Although Jacobs J accepted (with some hesitation, in the case of the final factor) that the court had power to order that KPMG's audit working papers be disclosed, he declined to exercise discretion on the following grounds:
- It was not established that the disclosure was necessary for the claimant to plead its initial claim. "Carillion sought a level of assurance and certainty which is inappropriate..." It already had an expert with a prima facie view of negligence, and its counsel accepted that the claim "would not go away" if the application were dismissed. In Assetco plc v Grant Thornton UK LLP  EWHC 1215 (also an audit negligence case), a significant reason for Blair J. declining to make such an order was that: "The applicants already have their own documents in relation to the audits."
- The number of documents were estimated at 8,500 in number, with some documents running to many pages. The immense size of the exercise militated against the court making the order. The nature of the case meant that such disclosure would not conclude matters, with the potential for further applications and, if proceedings were commenced, amended pleadings altering the procedural landscape. Jacobs J wanted to look at the "big picture" (per Rix LJ in Black)
- No breach of the Pre-Action Protocol for Professional Negligence was found by KPMG, although the judge accepted that such applications for pre-action disclosure might be made before or after a Protocol Letter of Claim. In Black, Rix LJ considered this to be relevant to discretion. In contrast, the claimant liquidator came under some criticism for serving what the judge termed a partial or provisional Letter of claim, reserving the right to amend or add alternative allegations.
Perhaps the greatest problem for the claimant was that its pre-action correspondence did not sit easily with the purpose of CPR31.16, namely that the documents were needed to establish whether it had a clear cut claim or not.
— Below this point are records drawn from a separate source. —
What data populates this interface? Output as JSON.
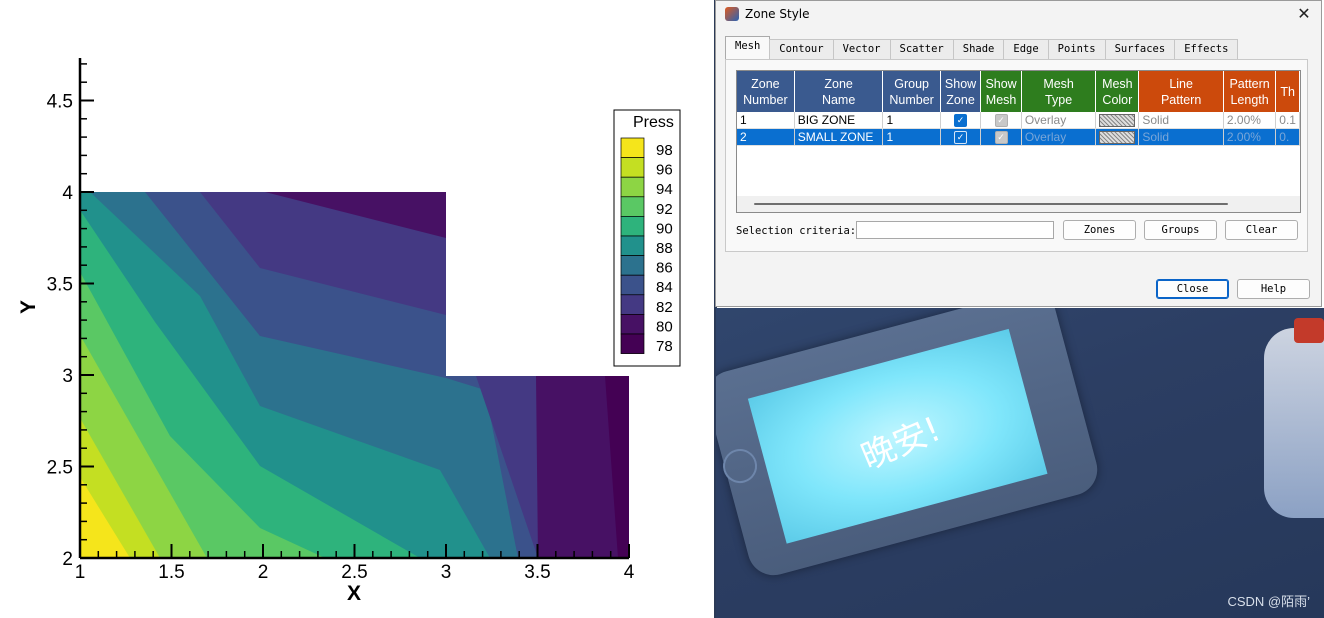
{
  "plot": {
    "xlabel": "X",
    "ylabel": "Y",
    "x_ticks": [
      "1",
      "1.5",
      "2",
      "2.5",
      "3",
      "3.5",
      "4"
    ],
    "y_ticks": [
      "2",
      "2.5",
      "3",
      "3.5",
      "4",
      "4.5"
    ],
    "legend_title": "Press",
    "legend_levels": [
      "98",
      "96",
      "94",
      "92",
      "90",
      "88",
      "86",
      "84",
      "82",
      "80",
      "78"
    ],
    "colors": [
      "#f5e51b",
      "#c4df22",
      "#8dd544",
      "#5ac864",
      "#2eb37c",
      "#21918c",
      "#2c728e",
      "#3b528b",
      "#443983",
      "#471164",
      "#440154"
    ]
  },
  "chart_data": {
    "type": "heatmap",
    "title": "",
    "xlabel": "X",
    "ylabel": "Y",
    "xlim": [
      1,
      4
    ],
    "ylim": [
      2,
      4.75
    ],
    "variable": "Press",
    "levels": [
      78,
      80,
      82,
      84,
      86,
      88,
      90,
      92,
      94,
      96,
      98
    ],
    "zones": [
      {
        "x": [
          1,
          3
        ],
        "y": [
          2,
          4
        ]
      },
      {
        "x": [
          3,
          4
        ],
        "y": [
          2,
          3
        ]
      }
    ]
  },
  "dialog": {
    "title": "Zone Style",
    "close_glyph": "✕",
    "tabs": [
      "Mesh",
      "Contour",
      "Vector",
      "Scatter",
      "Shade",
      "Edge",
      "Points",
      "Surfaces",
      "Effects"
    ],
    "columns": [
      {
        "label": [
          "Zone",
          "Number"
        ],
        "color": "blue"
      },
      {
        "label": [
          "Zone",
          "Name"
        ],
        "color": "blue"
      },
      {
        "label": [
          "Group",
          "Number"
        ],
        "color": "blue"
      },
      {
        "label": [
          "Show",
          "Zone"
        ],
        "color": "blue"
      },
      {
        "label": [
          "Show",
          "Mesh"
        ],
        "color": "green"
      },
      {
        "label": [
          "Mesh",
          "Type"
        ],
        "color": "green"
      },
      {
        "label": [
          "Mesh",
          "Color"
        ],
        "color": "green"
      },
      {
        "label": [
          "Line",
          "Pattern"
        ],
        "color": "orange"
      },
      {
        "label": [
          "Pattern",
          "Length"
        ],
        "color": "orange"
      },
      {
        "label": [
          "Th",
          ""
        ],
        "color": "orange"
      }
    ],
    "rows": [
      {
        "zone_number": "1",
        "zone_name": "BIG ZONE",
        "group": "1",
        "mesh_type": "Overlay",
        "line_pattern": "Solid",
        "pattern_length": "2.00%",
        "thickness": "0.1",
        "selected": false
      },
      {
        "zone_number": "2",
        "zone_name": "SMALL ZONE",
        "group": "1",
        "mesh_type": "Overlay",
        "line_pattern": "Solid",
        "pattern_length": "2.00%",
        "thickness": "0.",
        "selected": true
      }
    ],
    "selection_label": "Selection criteria:",
    "selection_value": "",
    "zones_button": "Zones",
    "groups_button": "Groups",
    "clear_button": "Clear",
    "close_button": "Close",
    "help_button": "Help"
  },
  "wallpaper": {
    "tablet_text": "晚安!",
    "watermark": "CSDN @陌雨’"
  }
}
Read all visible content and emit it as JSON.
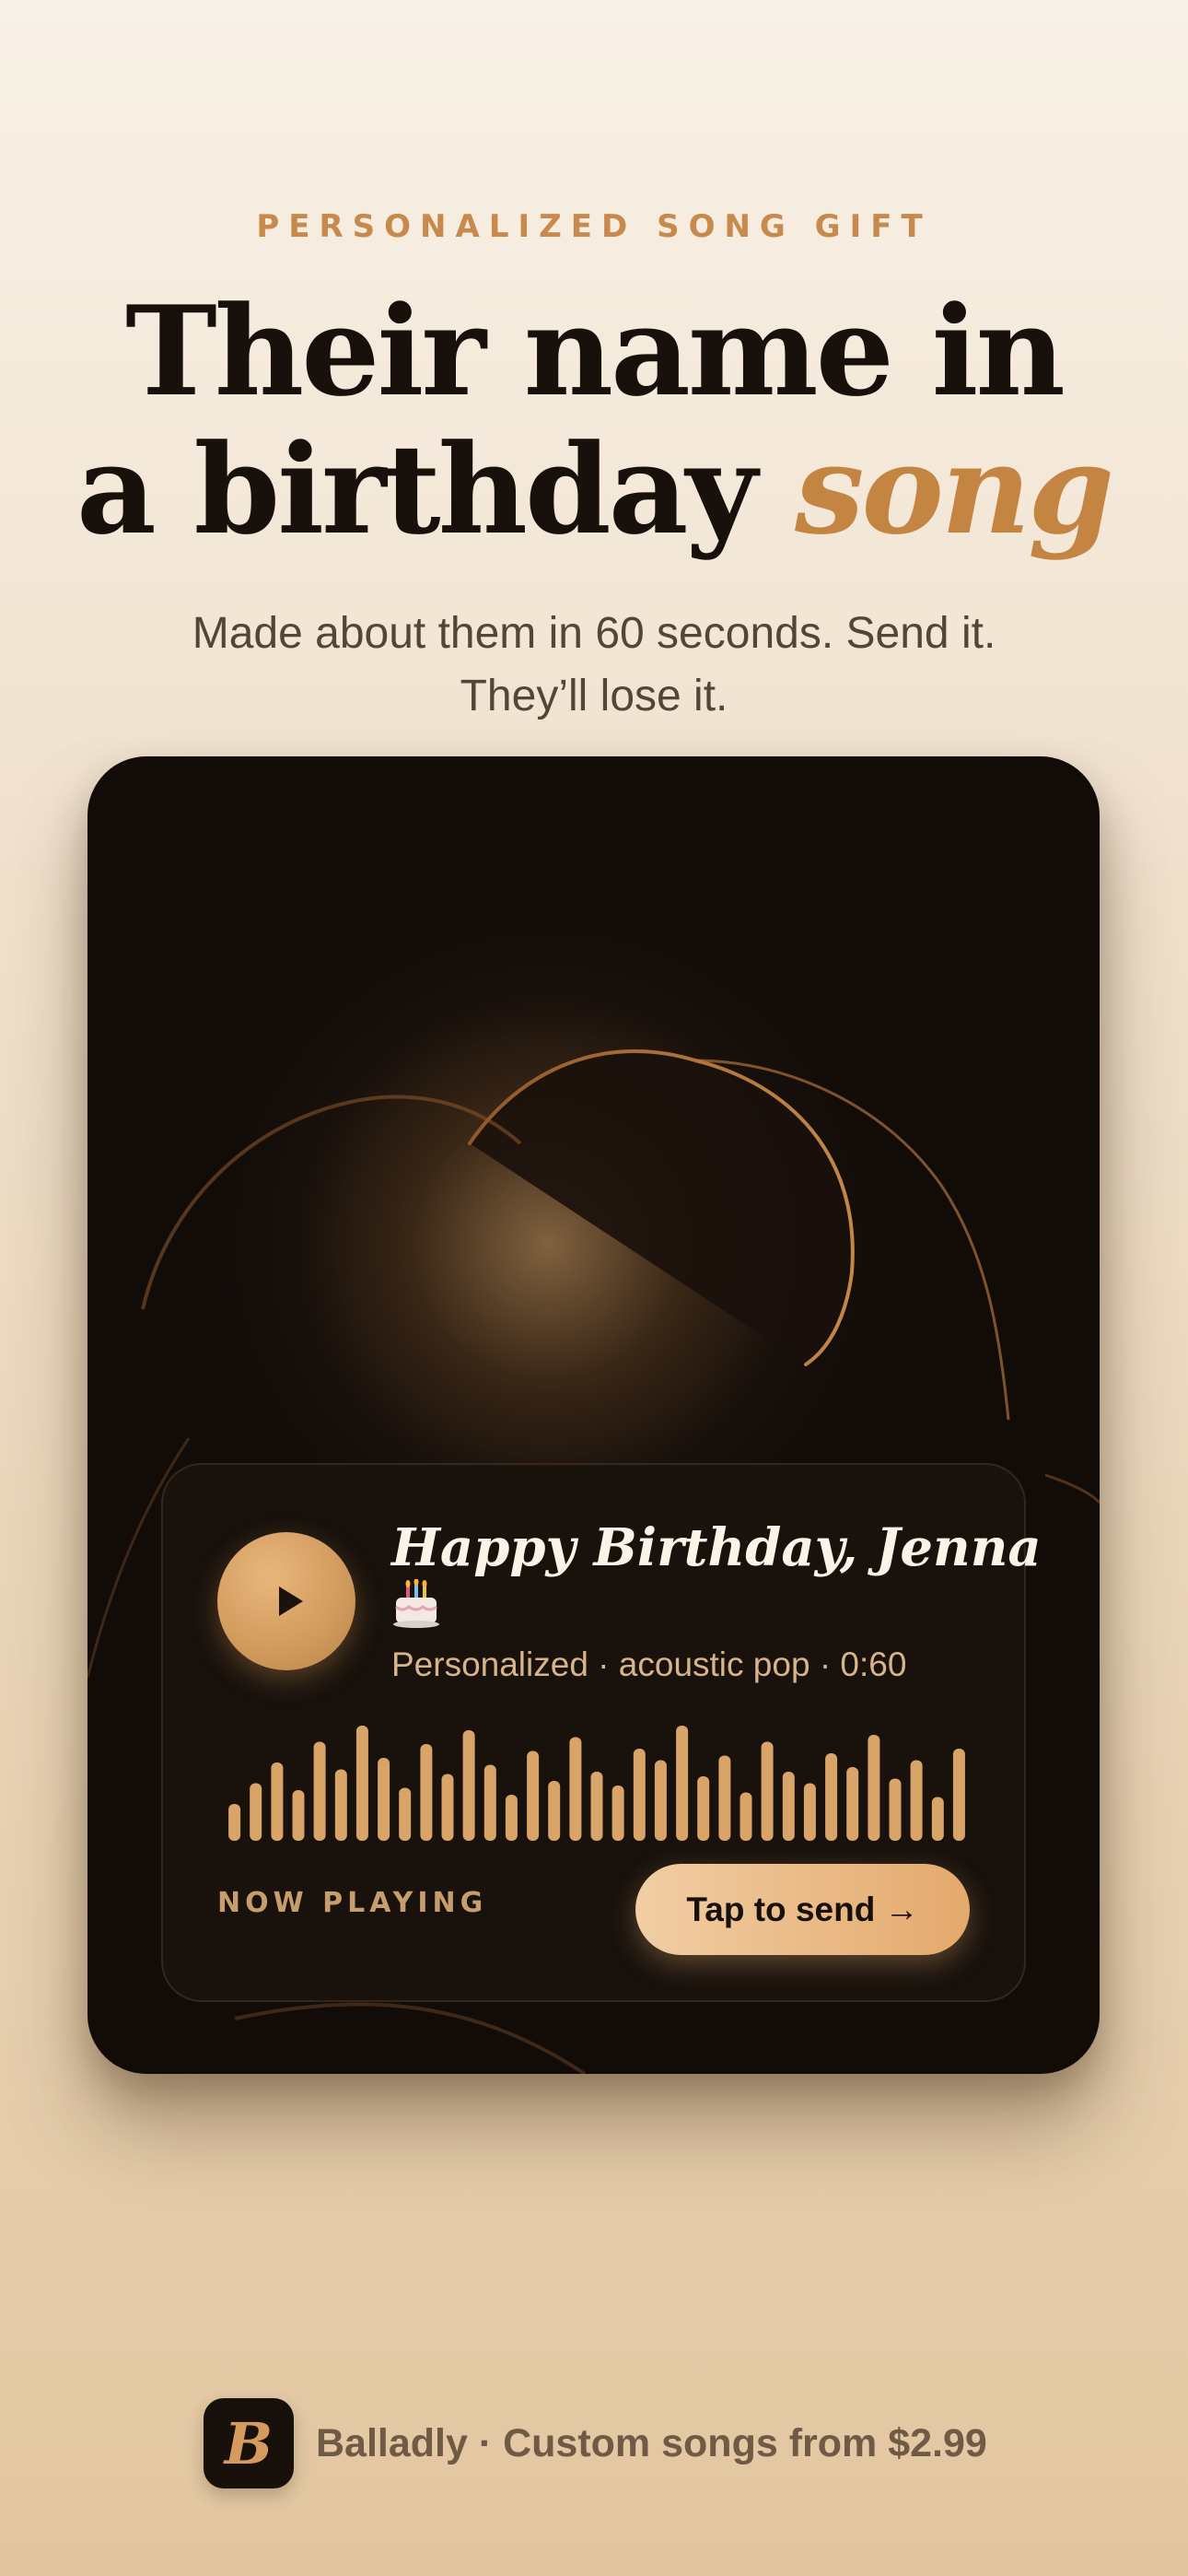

No doubt anxious to show that its claim was not speculative, it had made some quite precise allegations with detailed supporting evidence. The Letter of Claim was not indicative of an uninformed claim, running to 38 pages.
Although not expressed precisely in this way, the judge was obviously concerned that the application was to bolster a claim that was already well formed, rather than to see whether a claim was feasible or not. Plainly the scale of the exercise, and the possibility of future undesirable applications with the potential for an endless phony war of applications without formal proceedings, weighed heavily.
Most defendants will not be defending cases of this size, but this is a useful authority with which to defend requests for pre-action disclosure and hopefully extinguish some claims at an early stage. Conversely, claimants will be disappointed with this decision. From the point of auditor claims, many will ask what discretion will be exercised for if not working papers, which are normally at the heart of the case on breach of duty. Others will look to distinguish this case and that is not difficult: it is important to bear in mind that in more usual cases, the size of the pre-action disclosure exercise will not be as oppressive depriving the respondent of a strong argument. This case may have been decided the other way if the company had been a small one and the audit working papers not significant in number.
Author: Steven O'Sullivan.